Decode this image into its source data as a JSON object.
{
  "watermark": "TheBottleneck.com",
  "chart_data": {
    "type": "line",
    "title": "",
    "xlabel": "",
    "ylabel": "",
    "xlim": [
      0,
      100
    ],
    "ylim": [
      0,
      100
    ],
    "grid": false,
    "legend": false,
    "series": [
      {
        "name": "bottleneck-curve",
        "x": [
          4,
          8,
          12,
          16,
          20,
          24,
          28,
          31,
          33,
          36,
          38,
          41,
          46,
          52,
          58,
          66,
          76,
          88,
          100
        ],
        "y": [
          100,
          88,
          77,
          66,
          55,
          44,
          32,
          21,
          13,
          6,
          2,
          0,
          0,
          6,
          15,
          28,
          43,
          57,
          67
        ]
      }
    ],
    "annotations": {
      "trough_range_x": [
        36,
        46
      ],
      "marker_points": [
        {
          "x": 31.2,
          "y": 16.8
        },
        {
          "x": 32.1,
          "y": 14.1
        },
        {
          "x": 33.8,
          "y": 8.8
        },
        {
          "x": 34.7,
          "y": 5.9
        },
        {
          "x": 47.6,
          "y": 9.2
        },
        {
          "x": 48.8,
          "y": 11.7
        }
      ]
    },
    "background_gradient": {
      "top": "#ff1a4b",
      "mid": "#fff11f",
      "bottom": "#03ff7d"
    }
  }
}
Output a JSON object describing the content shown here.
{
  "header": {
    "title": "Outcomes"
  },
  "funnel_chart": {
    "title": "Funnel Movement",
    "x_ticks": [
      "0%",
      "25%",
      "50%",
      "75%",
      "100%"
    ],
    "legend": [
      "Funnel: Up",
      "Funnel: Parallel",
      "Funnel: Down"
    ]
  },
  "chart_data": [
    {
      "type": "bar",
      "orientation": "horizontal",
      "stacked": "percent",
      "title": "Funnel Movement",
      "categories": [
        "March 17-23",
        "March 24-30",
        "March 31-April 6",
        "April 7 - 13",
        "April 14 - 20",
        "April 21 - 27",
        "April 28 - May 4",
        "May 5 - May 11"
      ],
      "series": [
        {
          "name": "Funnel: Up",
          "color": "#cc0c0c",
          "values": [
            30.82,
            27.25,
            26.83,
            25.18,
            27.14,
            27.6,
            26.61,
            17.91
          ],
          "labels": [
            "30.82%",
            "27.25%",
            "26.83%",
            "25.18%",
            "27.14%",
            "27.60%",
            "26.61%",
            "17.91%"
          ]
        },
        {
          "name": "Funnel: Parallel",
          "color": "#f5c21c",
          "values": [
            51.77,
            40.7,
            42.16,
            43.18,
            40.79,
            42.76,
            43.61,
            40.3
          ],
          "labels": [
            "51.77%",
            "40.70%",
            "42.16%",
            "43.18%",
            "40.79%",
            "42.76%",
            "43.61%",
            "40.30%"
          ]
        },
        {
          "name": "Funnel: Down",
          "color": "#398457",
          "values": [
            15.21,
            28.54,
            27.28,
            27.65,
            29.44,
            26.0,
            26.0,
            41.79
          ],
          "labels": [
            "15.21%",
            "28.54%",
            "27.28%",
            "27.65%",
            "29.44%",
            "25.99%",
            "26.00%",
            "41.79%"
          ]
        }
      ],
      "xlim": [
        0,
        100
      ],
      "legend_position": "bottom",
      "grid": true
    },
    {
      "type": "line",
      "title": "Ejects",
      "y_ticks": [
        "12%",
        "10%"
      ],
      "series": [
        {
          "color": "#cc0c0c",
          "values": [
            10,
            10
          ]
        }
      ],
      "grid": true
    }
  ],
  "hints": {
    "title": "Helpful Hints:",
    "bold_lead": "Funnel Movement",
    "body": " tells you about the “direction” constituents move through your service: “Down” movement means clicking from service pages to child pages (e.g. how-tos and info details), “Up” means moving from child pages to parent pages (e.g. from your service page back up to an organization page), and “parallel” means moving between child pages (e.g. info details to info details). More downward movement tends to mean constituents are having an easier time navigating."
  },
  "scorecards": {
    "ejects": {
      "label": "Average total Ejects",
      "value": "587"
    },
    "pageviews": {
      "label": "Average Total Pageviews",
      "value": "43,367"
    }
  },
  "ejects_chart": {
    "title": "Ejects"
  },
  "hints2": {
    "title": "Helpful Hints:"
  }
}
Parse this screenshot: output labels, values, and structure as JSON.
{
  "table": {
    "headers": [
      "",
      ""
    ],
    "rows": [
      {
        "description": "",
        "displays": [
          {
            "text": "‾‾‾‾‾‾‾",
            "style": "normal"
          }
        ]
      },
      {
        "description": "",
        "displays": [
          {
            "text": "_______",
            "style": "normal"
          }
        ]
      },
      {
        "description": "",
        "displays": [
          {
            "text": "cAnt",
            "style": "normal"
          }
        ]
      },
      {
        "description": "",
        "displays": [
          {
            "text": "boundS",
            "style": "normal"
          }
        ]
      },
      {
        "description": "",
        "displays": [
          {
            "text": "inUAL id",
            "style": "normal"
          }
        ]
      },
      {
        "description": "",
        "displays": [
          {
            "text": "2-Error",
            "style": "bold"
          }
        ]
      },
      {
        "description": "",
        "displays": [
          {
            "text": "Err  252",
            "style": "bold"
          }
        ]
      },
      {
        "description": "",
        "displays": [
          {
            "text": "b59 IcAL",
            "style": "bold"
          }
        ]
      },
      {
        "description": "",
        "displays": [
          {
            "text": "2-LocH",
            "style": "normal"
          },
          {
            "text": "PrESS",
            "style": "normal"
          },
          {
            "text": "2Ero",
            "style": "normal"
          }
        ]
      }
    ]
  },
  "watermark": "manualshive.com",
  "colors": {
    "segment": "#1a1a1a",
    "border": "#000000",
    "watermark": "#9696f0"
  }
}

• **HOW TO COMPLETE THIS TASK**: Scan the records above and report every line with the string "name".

• **ANSWER FOR THE TASK**:
        "name": "bottleneck-curve",
          "name": "Funnel: Up",
          "name": "Funnel: Parallel",
          "name": "Funnel: Down",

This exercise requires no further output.